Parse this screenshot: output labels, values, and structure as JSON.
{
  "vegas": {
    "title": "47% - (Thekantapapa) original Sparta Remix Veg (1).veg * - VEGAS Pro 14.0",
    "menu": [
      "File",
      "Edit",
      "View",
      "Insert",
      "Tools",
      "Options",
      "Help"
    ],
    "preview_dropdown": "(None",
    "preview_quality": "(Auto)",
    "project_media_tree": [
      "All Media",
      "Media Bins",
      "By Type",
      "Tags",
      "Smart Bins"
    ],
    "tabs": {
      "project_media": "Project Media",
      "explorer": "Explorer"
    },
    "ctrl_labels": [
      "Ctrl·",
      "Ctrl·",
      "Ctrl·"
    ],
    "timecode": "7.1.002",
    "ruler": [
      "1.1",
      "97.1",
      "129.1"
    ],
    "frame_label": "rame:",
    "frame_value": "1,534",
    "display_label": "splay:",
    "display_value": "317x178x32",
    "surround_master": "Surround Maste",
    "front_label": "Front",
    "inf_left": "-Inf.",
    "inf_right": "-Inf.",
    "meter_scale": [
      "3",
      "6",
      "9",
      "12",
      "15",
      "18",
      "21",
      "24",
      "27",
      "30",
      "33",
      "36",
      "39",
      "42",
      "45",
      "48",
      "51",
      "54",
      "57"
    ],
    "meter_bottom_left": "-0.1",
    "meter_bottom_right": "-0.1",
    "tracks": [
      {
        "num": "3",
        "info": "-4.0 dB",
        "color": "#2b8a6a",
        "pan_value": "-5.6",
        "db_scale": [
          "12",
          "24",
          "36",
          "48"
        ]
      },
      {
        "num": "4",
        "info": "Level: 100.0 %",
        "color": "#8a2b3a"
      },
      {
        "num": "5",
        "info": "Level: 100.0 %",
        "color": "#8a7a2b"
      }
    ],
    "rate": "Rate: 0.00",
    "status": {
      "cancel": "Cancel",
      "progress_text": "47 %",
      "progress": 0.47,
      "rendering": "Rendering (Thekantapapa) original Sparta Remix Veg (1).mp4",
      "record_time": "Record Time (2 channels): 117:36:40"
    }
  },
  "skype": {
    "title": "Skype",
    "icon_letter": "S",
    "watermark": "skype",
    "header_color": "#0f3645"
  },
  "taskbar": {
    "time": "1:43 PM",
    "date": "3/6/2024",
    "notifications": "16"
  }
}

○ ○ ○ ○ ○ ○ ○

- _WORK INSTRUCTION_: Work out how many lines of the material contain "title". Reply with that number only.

- _THE COMPLETED TASK_: 2